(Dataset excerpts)
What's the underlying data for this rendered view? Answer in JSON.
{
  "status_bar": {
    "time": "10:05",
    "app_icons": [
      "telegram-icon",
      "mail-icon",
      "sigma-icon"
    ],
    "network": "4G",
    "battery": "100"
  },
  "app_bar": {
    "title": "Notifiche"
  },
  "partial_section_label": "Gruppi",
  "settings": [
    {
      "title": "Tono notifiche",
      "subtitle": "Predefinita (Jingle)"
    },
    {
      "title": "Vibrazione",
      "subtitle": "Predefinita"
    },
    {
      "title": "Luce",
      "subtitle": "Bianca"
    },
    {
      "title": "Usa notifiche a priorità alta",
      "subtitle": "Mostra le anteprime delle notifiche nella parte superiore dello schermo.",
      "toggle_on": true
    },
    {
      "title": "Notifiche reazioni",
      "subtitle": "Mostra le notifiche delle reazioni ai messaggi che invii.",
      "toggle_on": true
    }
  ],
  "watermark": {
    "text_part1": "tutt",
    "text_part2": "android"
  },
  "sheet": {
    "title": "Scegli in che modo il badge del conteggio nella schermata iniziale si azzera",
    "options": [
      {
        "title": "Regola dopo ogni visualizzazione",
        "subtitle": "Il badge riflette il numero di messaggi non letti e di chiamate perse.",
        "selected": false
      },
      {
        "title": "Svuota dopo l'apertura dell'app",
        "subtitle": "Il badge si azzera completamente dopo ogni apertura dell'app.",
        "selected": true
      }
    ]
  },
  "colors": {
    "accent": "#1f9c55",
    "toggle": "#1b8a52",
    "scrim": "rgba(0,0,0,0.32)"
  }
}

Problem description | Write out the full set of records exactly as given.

Problem solution |
What's the underlying data for this rendered view? Answer in JSON.
{
  "status_bar": {
    "time": "10:05",
    "app_icons": [
      "telegram-icon",
      "mail-icon",
      "sigma-icon"
    ],
    "network": "4G",
    "battery": "100"
  },
  "app_bar": {
    "title": "Notifiche"
  },
  "partial_section_label": "Gruppi",
  "settings": [
    {
      "title": "Tono notifiche",
      "subtitle": "Predefinita (Jingle)"
    },
    {
      "title": "Vibrazione",
      "subtitle": "Predefinita"
    },
    {
      "title": "Luce",
      "subtitle": "Bianca"
    },
    {
      "title": "Usa notifiche a priorità alta",
      "subtitle": "Mostra le anteprime delle notifiche nella parte superiore dello schermo.",
      "toggle_on": true
    },
    {
      "title": "Notifiche reazioni",
      "subtitle": "Mostra le notifiche delle reazioni ai messaggi che invii.",
      "toggle_on": true
    }
  ],
  "watermark": {
    "text_part1": "tutt",
    "text_part2": "android"
  },
  "sheet": {
    "title": "Scegli in che modo il badge del conteggio nella schermata iniziale si azzera",
    "options": [
      {
        "title": "Regola dopo ogni visualizzazione",
        "subtitle": "Il badge riflette il numero di messaggi non letti e di chiamate perse.",
        "selected": false
      },
      {
        "title": "Svuota dopo l'apertura dell'app",
        "subtitle": "Il badge si azzera completamente dopo ogni apertura dell'app.",
        "selected": true
      }
    ]
  },
  "colors": {
    "accent": "#1f9c55",
    "toggle": "#1b8a52",
    "scrim": "rgba(0,0,0,0.32)"
  }
}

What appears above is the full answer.